HOW TO COMPLETE THIS TASK » Go through the data underneath and report how many lines hold the string "name", giving only the number.

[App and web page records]
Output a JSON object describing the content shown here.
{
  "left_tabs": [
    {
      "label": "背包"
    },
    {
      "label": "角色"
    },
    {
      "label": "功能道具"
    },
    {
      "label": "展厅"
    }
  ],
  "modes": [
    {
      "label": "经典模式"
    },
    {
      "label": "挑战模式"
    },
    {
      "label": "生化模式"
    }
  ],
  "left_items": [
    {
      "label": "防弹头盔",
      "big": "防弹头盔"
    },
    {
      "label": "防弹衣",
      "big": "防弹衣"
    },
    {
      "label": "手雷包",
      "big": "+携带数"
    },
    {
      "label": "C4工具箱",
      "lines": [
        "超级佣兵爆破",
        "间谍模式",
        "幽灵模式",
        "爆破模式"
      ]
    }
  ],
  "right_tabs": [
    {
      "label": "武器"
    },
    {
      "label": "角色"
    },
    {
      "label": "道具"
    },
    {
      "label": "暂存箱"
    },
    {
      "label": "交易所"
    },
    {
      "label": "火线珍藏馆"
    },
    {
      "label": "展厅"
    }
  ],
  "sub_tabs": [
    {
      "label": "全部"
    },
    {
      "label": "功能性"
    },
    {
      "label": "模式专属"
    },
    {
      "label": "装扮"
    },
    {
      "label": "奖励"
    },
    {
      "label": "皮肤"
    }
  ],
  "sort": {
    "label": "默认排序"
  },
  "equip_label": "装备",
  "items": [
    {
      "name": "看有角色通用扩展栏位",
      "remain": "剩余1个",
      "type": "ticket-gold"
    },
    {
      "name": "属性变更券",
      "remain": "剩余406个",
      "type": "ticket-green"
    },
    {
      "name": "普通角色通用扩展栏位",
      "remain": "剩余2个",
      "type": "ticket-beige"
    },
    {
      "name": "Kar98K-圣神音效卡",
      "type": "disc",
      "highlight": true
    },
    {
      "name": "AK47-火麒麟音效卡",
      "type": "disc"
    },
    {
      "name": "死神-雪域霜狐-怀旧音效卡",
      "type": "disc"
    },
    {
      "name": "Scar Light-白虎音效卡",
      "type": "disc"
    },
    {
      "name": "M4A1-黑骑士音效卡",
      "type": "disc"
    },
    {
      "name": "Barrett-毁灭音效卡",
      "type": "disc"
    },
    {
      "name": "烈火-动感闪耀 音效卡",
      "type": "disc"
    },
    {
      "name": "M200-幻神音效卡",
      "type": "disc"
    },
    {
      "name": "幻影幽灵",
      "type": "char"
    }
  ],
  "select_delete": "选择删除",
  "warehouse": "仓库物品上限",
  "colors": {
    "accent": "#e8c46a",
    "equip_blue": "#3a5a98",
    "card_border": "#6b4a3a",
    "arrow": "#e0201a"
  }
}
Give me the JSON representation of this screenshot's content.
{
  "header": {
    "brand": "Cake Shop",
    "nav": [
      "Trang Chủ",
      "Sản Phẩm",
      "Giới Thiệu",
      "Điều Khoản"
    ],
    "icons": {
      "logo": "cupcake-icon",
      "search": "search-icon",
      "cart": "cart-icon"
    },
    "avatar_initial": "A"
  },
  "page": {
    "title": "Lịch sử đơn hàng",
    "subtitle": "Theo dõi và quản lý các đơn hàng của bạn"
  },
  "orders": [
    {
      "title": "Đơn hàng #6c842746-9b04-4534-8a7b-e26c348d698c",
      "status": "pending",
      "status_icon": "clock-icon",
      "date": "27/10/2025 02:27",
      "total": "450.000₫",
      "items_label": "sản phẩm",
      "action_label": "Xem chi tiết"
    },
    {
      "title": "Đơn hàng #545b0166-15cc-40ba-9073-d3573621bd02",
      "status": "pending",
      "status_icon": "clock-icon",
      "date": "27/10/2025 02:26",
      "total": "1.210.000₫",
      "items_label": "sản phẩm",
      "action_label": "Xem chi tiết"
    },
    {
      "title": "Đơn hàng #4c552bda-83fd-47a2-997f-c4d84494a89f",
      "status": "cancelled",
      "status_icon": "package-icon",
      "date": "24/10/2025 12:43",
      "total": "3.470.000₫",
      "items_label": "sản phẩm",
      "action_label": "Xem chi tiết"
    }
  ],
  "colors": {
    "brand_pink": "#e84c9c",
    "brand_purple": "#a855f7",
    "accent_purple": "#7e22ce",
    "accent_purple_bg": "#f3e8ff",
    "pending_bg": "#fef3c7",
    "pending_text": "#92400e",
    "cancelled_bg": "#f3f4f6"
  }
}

RESULT OF THIS TASK » 12